The concepts of Toxic Masculinity and Toxic Feminity are the stereotypical gendered norms, such as “boys will be boys,” “real men don’t cry,” “men don’t discuss their feelings,” “women should be polite and passive,” or “a women’s desirability is based on youth and external appearance.” These norms damage everyone involved and society as a whole. We have all been constrained by these notions that many of us haven’t been able to develop holistic and balanced traits of both feminine and masculine.
Toxic Masculinity and Toxic Feminity are woundings and would be more reflective to refer these concepts as the “Wounded Masculine” and the “Wounded Feminine”. These wounds although generally referred to a specific gender, should not be confused with sex, but rather the feminine and masculine traits or energies within each of us.
“Why do people say “grow some balls”? Balls are weak and sensitive. If you wanna be tough, grow a vagina. Those things can take a pounding."
I love this joke, not only since it’s paradoxically true, but if the underlying message of “grow some balls” is to “Be a Man” or “Man Up” what does that mean? to be strong and emotionally resilient? No, many of the times it means… pretend to be strong and suppress our emotions. What it negates to indicate is true emotional strength lies in vulnerability and resiliency.

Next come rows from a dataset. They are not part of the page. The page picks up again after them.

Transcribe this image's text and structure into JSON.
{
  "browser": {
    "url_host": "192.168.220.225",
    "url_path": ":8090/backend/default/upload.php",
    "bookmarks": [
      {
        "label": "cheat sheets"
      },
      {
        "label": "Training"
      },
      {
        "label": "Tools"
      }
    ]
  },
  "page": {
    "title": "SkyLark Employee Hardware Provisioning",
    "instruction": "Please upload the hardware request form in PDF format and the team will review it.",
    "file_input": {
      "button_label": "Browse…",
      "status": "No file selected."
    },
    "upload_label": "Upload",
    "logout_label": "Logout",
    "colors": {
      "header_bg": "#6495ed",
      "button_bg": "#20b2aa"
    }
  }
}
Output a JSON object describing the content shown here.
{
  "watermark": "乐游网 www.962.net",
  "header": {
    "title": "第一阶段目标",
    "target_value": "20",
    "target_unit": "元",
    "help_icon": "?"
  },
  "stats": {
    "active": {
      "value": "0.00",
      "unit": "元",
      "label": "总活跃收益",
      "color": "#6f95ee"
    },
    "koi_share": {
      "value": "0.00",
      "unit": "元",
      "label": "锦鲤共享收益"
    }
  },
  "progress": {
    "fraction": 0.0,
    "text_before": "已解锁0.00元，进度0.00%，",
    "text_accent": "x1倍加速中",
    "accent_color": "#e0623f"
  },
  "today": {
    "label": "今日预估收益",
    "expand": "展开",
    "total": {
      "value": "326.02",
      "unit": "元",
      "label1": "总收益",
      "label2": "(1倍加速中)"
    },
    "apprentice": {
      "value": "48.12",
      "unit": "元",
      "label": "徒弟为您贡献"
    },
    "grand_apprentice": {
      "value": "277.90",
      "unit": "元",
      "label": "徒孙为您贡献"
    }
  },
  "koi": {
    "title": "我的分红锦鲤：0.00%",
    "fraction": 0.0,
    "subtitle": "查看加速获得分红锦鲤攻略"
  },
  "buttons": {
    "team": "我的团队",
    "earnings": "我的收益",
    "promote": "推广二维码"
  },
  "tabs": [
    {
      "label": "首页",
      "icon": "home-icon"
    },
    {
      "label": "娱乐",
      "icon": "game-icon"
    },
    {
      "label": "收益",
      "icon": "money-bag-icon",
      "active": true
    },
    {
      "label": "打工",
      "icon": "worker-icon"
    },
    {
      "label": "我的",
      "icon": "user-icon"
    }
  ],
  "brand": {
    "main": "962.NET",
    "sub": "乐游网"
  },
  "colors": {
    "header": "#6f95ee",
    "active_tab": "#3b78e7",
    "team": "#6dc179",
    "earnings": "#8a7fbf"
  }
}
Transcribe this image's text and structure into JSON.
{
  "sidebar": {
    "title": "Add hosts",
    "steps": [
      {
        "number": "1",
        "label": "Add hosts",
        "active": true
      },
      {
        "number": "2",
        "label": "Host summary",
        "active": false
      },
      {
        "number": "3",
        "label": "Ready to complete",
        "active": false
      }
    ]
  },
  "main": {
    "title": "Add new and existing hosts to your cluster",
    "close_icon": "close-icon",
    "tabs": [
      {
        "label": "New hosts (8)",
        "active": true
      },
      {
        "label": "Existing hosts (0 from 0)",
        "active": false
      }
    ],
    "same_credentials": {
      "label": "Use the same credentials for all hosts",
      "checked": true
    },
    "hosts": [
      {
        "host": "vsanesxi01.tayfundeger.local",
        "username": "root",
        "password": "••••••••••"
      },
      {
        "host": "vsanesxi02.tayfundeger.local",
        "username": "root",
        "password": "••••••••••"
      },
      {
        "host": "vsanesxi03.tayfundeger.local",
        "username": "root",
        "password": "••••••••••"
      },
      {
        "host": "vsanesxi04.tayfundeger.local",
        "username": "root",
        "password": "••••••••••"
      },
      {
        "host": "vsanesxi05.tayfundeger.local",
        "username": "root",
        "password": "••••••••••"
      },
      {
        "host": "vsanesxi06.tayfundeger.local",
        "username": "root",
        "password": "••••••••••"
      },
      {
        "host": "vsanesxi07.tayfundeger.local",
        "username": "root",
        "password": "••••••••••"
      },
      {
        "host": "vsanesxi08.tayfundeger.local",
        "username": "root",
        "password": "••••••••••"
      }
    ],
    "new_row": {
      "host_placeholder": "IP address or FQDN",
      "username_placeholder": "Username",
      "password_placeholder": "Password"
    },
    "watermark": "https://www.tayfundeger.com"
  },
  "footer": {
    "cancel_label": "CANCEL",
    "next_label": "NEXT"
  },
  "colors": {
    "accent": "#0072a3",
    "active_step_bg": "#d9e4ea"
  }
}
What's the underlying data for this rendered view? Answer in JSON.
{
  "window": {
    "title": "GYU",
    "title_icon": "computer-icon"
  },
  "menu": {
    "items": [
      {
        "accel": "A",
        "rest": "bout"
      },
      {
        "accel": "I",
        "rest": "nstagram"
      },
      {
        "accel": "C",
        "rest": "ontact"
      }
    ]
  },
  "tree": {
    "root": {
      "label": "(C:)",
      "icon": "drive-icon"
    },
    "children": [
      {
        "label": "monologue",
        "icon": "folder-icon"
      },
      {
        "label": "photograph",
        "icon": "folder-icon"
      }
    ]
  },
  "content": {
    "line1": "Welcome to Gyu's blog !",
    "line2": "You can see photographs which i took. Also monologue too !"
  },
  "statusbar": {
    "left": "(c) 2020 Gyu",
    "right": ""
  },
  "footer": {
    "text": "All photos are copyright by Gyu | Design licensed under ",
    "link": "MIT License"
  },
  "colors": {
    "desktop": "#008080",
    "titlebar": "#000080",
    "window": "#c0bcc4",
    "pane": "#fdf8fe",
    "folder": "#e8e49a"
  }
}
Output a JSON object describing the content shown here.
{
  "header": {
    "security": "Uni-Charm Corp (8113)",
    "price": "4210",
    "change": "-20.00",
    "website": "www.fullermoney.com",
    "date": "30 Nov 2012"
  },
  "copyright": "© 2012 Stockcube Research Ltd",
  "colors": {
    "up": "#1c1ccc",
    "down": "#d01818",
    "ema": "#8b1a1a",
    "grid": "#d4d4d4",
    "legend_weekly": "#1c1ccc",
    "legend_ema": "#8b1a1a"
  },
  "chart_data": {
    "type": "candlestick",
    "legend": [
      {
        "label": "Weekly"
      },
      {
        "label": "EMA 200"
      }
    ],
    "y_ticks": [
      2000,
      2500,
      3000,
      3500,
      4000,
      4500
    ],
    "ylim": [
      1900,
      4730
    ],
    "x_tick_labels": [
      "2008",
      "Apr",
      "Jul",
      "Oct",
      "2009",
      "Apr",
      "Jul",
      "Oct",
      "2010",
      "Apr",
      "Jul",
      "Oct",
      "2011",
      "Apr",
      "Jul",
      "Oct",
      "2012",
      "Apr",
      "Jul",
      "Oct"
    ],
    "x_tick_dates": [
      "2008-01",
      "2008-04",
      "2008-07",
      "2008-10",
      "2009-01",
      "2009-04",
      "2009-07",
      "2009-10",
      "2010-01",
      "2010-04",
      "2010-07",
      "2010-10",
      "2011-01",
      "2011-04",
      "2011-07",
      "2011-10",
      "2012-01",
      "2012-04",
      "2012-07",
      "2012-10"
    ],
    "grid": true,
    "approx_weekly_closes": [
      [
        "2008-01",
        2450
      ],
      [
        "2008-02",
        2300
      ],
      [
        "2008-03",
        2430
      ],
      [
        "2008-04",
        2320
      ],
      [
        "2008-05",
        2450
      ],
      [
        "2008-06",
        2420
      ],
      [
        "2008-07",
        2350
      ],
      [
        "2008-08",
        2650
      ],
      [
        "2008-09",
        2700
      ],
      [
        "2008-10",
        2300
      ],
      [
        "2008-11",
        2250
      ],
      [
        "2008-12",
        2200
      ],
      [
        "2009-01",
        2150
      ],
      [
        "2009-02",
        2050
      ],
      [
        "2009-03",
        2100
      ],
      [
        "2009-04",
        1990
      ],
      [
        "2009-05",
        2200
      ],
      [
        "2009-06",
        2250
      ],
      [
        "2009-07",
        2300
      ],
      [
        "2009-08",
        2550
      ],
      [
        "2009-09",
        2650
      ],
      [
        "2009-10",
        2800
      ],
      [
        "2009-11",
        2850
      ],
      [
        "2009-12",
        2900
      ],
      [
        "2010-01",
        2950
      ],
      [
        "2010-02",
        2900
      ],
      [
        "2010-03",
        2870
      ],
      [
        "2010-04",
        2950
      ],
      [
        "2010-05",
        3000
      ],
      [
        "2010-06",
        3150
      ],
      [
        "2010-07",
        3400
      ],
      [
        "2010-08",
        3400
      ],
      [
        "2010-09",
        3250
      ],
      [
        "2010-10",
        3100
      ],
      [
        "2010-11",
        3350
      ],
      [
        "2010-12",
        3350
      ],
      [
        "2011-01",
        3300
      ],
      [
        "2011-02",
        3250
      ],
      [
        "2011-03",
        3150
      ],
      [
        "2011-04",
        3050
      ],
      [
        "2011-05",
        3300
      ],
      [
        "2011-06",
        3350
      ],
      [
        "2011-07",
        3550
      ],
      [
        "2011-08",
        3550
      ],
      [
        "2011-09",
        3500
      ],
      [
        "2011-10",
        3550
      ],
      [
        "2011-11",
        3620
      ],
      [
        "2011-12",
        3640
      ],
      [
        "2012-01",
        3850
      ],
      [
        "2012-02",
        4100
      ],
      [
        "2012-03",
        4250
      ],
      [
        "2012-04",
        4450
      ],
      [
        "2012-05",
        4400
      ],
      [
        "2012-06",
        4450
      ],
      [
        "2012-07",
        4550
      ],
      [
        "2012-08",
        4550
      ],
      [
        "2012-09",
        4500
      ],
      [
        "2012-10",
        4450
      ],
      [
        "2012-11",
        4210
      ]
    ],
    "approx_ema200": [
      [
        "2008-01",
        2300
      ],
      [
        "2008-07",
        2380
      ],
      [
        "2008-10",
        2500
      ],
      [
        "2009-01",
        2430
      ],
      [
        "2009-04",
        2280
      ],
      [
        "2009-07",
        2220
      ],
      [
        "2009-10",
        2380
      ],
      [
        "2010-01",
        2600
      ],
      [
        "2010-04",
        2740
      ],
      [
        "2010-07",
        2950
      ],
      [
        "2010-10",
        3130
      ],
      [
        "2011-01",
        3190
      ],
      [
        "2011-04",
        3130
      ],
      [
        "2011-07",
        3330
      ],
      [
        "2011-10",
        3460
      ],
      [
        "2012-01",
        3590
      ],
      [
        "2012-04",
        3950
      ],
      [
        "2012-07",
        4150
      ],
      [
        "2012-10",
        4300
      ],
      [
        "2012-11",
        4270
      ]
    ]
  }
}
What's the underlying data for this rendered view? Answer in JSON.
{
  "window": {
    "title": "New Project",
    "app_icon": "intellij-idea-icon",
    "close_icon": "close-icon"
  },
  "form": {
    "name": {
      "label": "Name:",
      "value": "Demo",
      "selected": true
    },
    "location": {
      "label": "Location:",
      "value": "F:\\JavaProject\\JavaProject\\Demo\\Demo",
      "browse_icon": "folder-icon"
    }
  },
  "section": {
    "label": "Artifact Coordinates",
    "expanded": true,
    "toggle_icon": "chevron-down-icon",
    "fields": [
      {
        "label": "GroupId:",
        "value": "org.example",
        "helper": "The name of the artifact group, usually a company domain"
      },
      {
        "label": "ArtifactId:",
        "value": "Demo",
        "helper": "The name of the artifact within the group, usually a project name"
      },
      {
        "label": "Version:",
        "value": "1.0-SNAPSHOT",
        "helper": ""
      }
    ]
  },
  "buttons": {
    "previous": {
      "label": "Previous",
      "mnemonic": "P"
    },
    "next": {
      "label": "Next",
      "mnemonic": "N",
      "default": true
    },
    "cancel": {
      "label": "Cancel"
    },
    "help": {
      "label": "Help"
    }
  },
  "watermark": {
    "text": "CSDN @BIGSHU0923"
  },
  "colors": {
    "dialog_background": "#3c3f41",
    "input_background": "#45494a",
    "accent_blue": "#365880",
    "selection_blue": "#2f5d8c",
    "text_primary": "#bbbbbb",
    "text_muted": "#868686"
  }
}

Masculine and feminine energies within their true form are inherently balanced. Masculine energy is the external doer, embodying qualities such as analytical, leadership, assertiveness, strength, discipline, protection, objectivity, logic, resiliency, and independence.
Feminine energy is an internal feeler, embodying qualities such as receptivity, vulnerability, supportiveness, compassion, collaboration, intuition, creativity, adaptability, inspiration, and empathy.
If we are to be whole, we need both energies within us.
The Wounded Masculine are masculine characteristics that are hyper-inflated to the point where they become damaging. Leadership turns into dominance, assertiveness turns into aggression, protection into control, and independence into emotional immaturity. As a result, we are unable to empathize with others, we are emotionally avoidant and physically aggressive. Our focus is on self-preservation, and our worth is based on career achievements and/or sexual conquests.
The Wounded Feminine follows the same notion, where receptivity turns into manipulation, vulnerability turns into insecurity, supportiveness into victimhood and compassion into codependence. The results become we are unable to speak to our truth, easily confused and prone to rumination, manipulate to obtain, and find our worth in people-pleasing and the dependence by others.
Regardless of our physical gender, we can have a mixture of both masculine and feminine woundings within each of us.
The cultural society we live in has a history of honouring Wounded Masculine energy while disregarding the importance of feminine energy to create a balance.
As women and other historically oppressed and marginalized groups become more liberated — this allows the feminine energy to arise. However, within this space, another imbalance can also ensue. Our society can collectively embody the wounded feminine — while still retaining qualities of the wounded masculine. While empathy and supportiveness emerge, we can get stuck in blaming and victimhood, and still retain emotional avoidance and self-preservation.
We require aid from balanced masculine and feminine energies, to create an equitable environment. We all need to be seen, heard, and understood to heal and progress. For that to occur, we have to harness the masculine energy of authority — to create the space, protection — to feel safe, and feminine energy of compassion and receptivity.
How do we unify Feminine and Masculine?
Understanding that our gendered bodies we have been born into should not solely define us, what we want to do, who we love, and who we choose to be. We all have both masculine and feminine energies within us. We all have feelings, we all have flaws, feel inadequate, hurt at times, we all need to cry, we all need to heal, and we all need love. We are all human.
Let’s be aware of the imbalances within ourselves and bring it back to the centre, through our own healing practices. Let’s question the origin of our beliefs. Let’s stop denying parts of ourselves in order to be accepted. Let’s allow ourselves and each other to value and express the best traits of both the feminine and the masculine. We need to encourage everyone to be their authentic selves and relieve everyone from the burden of acting out socially constructed harmful gender norms.
The concepts of Toxic Masculinity and Toxic Feminity are the stereotypical gendered norms, such as “boys will be boys,” “real men don’t cry,” “men don’t discuss their feelings,” “women should be polite and passive,” or “a women’s desirability is based on youth and external appearance.”
That exposure of our inner world to others opens the door to fostering connection and building a relationship. When we learn how to hold space for ourselves and others, we strengthen the foundation and build trust.
Cultivating Self-Love may seem like an easy task on the surface. It’s a phrase that’s used often, but when we look beyond the surface, what does it mean? Ideally, we want to feel good about ourselves, our place in this world, have confidence, and have self-esteem.